What you are asked to do: Ignoring the images, restate the records below word for word.

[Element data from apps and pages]

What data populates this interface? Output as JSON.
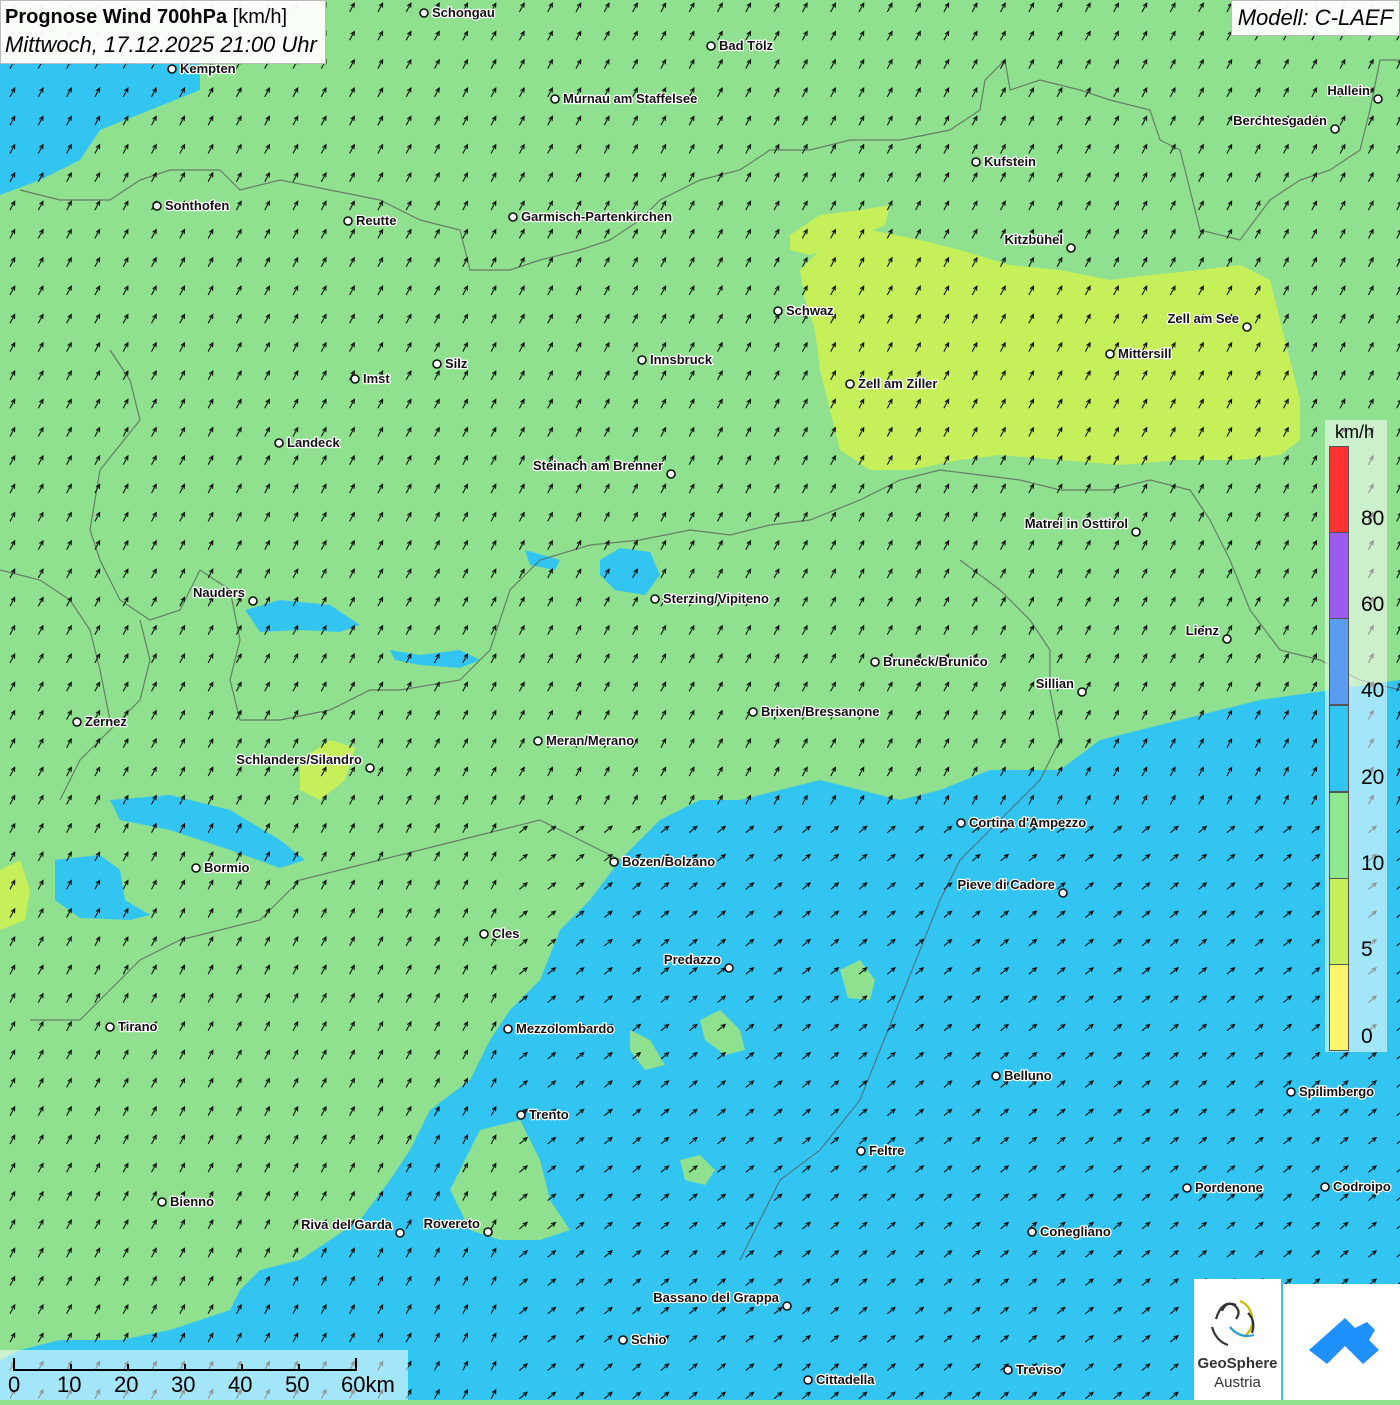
{
  "header": {
    "title_bold": "Prognose Wind 700hPa",
    "title_unit": "[km/h]",
    "date": "Mittwoch, 17.12.2025 21:00 Uhr",
    "model": "Modell: C-LAEF"
  },
  "legend": {
    "unit": "km/h",
    "ticks": [
      "80",
      "60",
      "40",
      "20",
      "10",
      "5",
      "0"
    ],
    "colors": [
      "#ff3333",
      "#9b59f0",
      "#5a9cf2",
      "#33c5f2",
      "#8ee88e",
      "#c6f05a",
      "#fdf66a"
    ]
  },
  "scale": {
    "labels": [
      "0",
      "10",
      "20",
      "30",
      "40",
      "50",
      "60km"
    ]
  },
  "logos": {
    "geosphere_line1": "GeoSphere",
    "geosphere_line2": "Austria",
    "app_icon": "cloud-arrow-icon"
  },
  "colors": {
    "calm": "#fdf66a",
    "light": "#c6f05a",
    "moderate": "#8fe08f",
    "fresh": "#33c5f2"
  },
  "cities": [
    {
      "name": "Schongau",
      "align": "right"
    },
    {
      "name": "Bad Tölz",
      "align": "right"
    },
    {
      "name": "Kempten",
      "align": "right"
    },
    {
      "name": "Murnau am Staffelsee",
      "align": "right"
    },
    {
      "name": "Hallein",
      "align": "left"
    },
    {
      "name": "Berchtesgaden",
      "align": "left"
    },
    {
      "name": "Kufstein",
      "align": "right"
    },
    {
      "name": "Sonthofen",
      "align": "right"
    },
    {
      "name": "Reutte",
      "align": "right"
    },
    {
      "name": "Garmisch-Partenkirchen",
      "align": "right"
    },
    {
      "name": "Kitzbühel",
      "align": "left"
    },
    {
      "name": "Schwaz",
      "align": "right"
    },
    {
      "name": "Zell am See",
      "align": "left"
    },
    {
      "name": "Mittersill",
      "align": "right"
    },
    {
      "name": "Innsbruck",
      "align": "right"
    },
    {
      "name": "Imst",
      "align": "right"
    },
    {
      "name": "Silz",
      "align": "right"
    },
    {
      "name": "Zell am Ziller",
      "align": "right"
    },
    {
      "name": "Landeck",
      "align": "right"
    },
    {
      "name": "Steinach am Brenner",
      "align": "left"
    },
    {
      "name": "Matrei in Osttirol",
      "align": "left"
    },
    {
      "name": "Nauders",
      "align": "left"
    },
    {
      "name": "Sterzing/Vipiteno",
      "align": "right"
    },
    {
      "name": "Lienz",
      "align": "left"
    },
    {
      "name": "Bruneck/Brunico",
      "align": "right"
    },
    {
      "name": "Sillian",
      "align": "left"
    },
    {
      "name": "Zernez",
      "align": "right"
    },
    {
      "name": "Brixen/Bressanone",
      "align": "right"
    },
    {
      "name": "Meran/Merano",
      "align": "right"
    },
    {
      "name": "Schlanders/Silandro",
      "align": "left"
    },
    {
      "name": "Cortina d'Ampezzo",
      "align": "right"
    },
    {
      "name": "Bozen/Bolzano",
      "align": "right"
    },
    {
      "name": "Bormio",
      "align": "right"
    },
    {
      "name": "Pieve di Cadore",
      "align": "left"
    },
    {
      "name": "Cles",
      "align": "right"
    },
    {
      "name": "Predazzo",
      "align": "left"
    },
    {
      "name": "Tirano",
      "align": "right"
    },
    {
      "name": "Mezzolombardo",
      "align": "right"
    },
    {
      "name": "Belluno",
      "align": "right"
    },
    {
      "name": "Spilimbergo",
      "align": "right"
    },
    {
      "name": "Trento",
      "align": "right"
    },
    {
      "name": "Feltre",
      "align": "right"
    },
    {
      "name": "Pordenone",
      "align": "right"
    },
    {
      "name": "Codroipo",
      "align": "right"
    },
    {
      "name": "Bienno",
      "align": "right"
    },
    {
      "name": "Riva del Garda",
      "align": "left"
    },
    {
      "name": "Rovereto",
      "align": "left"
    },
    {
      "name": "Conegliano",
      "align": "right"
    },
    {
      "name": "Bassano del Grappa",
      "align": "left"
    },
    {
      "name": "Schio",
      "align": "right"
    },
    {
      "name": "Treviso",
      "align": "right"
    },
    {
      "name": "Cittadella",
      "align": "right"
    }
  ]
}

Solution to this problem:
What data populates this interface? Output as JSON.
{
  "header": {
    "title_bold": "Prognose Wind 700hPa",
    "title_unit": "[km/h]",
    "date": "Mittwoch, 17.12.2025 21:00 Uhr",
    "model": "Modell: C-LAEF"
  },
  "legend": {
    "unit": "km/h",
    "ticks": [
      "80",
      "60",
      "40",
      "20",
      "10",
      "5",
      "0"
    ],
    "colors": [
      "#ff3333",
      "#9b59f0",
      "#5a9cf2",
      "#33c5f2",
      "#8ee88e",
      "#c6f05a",
      "#fdf66a"
    ]
  },
  "scale": {
    "labels": [
      "0",
      "10",
      "20",
      "30",
      "40",
      "50",
      "60km"
    ]
  },
  "logos": {
    "geosphere_line1": "GeoSphere",
    "geosphere_line2": "Austria",
    "app_icon": "cloud-arrow-icon"
  },
  "colors": {
    "calm": "#fdf66a",
    "light": "#c6f05a",
    "moderate": "#8fe08f",
    "fresh": "#33c5f2"
  },
  "cities": [
    {
      "name": "Schongau",
      "align": "right"
    },
    {
      "name": "Bad Tölz",
      "align": "right"
    },
    {
      "name": "Kempten",
      "align": "right"
    },
    {
      "name": "Murnau am Staffelsee",
      "align": "right"
    },
    {
      "name": "Hallein",
      "align": "left"
    },
    {
      "name": "Berchtesgaden",
      "align": "left"
    },
    {
      "name": "Kufstein",
      "align": "right"
    },
    {
      "name": "Sonthofen",
      "align": "right"
    },
    {
      "name": "Reutte",
      "align": "right"
    },
    {
      "name": "Garmisch-Partenkirchen",
      "align": "right"
    },
    {
      "name": "Kitzbühel",
      "align": "left"
    },
    {
      "name": "Schwaz",
      "align": "right"
    },
    {
      "name": "Zell am See",
      "align": "left"
    },
    {
      "name": "Mittersill",
      "align": "right"
    },
    {
      "name": "Innsbruck",
      "align": "right"
    },
    {
      "name": "Imst",
      "align": "right"
    },
    {
      "name": "Silz",
      "align": "right"
    },
    {
      "name": "Zell am Ziller",
      "align": "right"
    },
    {
      "name": "Landeck",
      "align": "right"
    },
    {
      "name": "Steinach am Brenner",
      "align": "left"
    },
    {
      "name": "Matrei in Osttirol",
      "align": "left"
    },
    {
      "name": "Nauders",
      "align": "left"
    },
    {
      "name": "Sterzing/Vipiteno",
      "align": "right"
    },
    {
      "name": "Lienz",
      "align": "left"
    },
    {
      "name": "Bruneck/Brunico",
      "align": "right"
    },
    {
      "name": "Sillian",
      "align": "left"
    },
    {
      "name": "Zernez",
      "align": "right"
    },
    {
      "name": "Brixen/Bressanone",
      "align": "right"
    },
    {
      "name": "Meran/Merano",
      "align": "right"
    },
    {
      "name": "Schlanders/Silandro",
      "align": "left"
    },
    {
      "name": "Cortina d'Ampezzo",
      "align": "right"
    },
    {
      "name": "Bozen/Bolzano",
      "align": "right"
    },
    {
      "name": "Bormio",
      "align": "right"
    },
    {
      "name": "Pieve di Cadore",
      "align": "left"
    },
    {
      "name": "Cles",
      "align": "right"
    },
    {
      "name": "Predazzo",
      "align": "left"
    },
    {
      "name": "Tirano",
      "align": "right"
    },
    {
      "name": "Mezzolombardo",
      "align": "right"
    },
    {
      "name": "Belluno",
      "align": "right"
    },
    {
      "name": "Spilimbergo",
      "align": "right"
    },
    {
      "name": "Trento",
      "align": "right"
    },
    {
      "name": "Feltre",
      "align": "right"
    },
    {
      "name": "Pordenone",
      "align": "right"
    },
    {
      "name": "Codroipo",
      "align": "right"
    },
    {
      "name": "Bienno",
      "align": "right"
    },
    {
      "name": "Riva del Garda",
      "align": "left"
    },
    {
      "name": "Rovereto",
      "align": "left"
    },
    {
      "name": "Conegliano",
      "align": "right"
    },
    {
      "name": "Bassano del Grappa",
      "align": "left"
    },
    {
      "name": "Schio",
      "align": "right"
    },
    {
      "name": "Treviso",
      "align": "right"
    },
    {
      "name": "Cittadella",
      "align": "right"
    }
  ]
}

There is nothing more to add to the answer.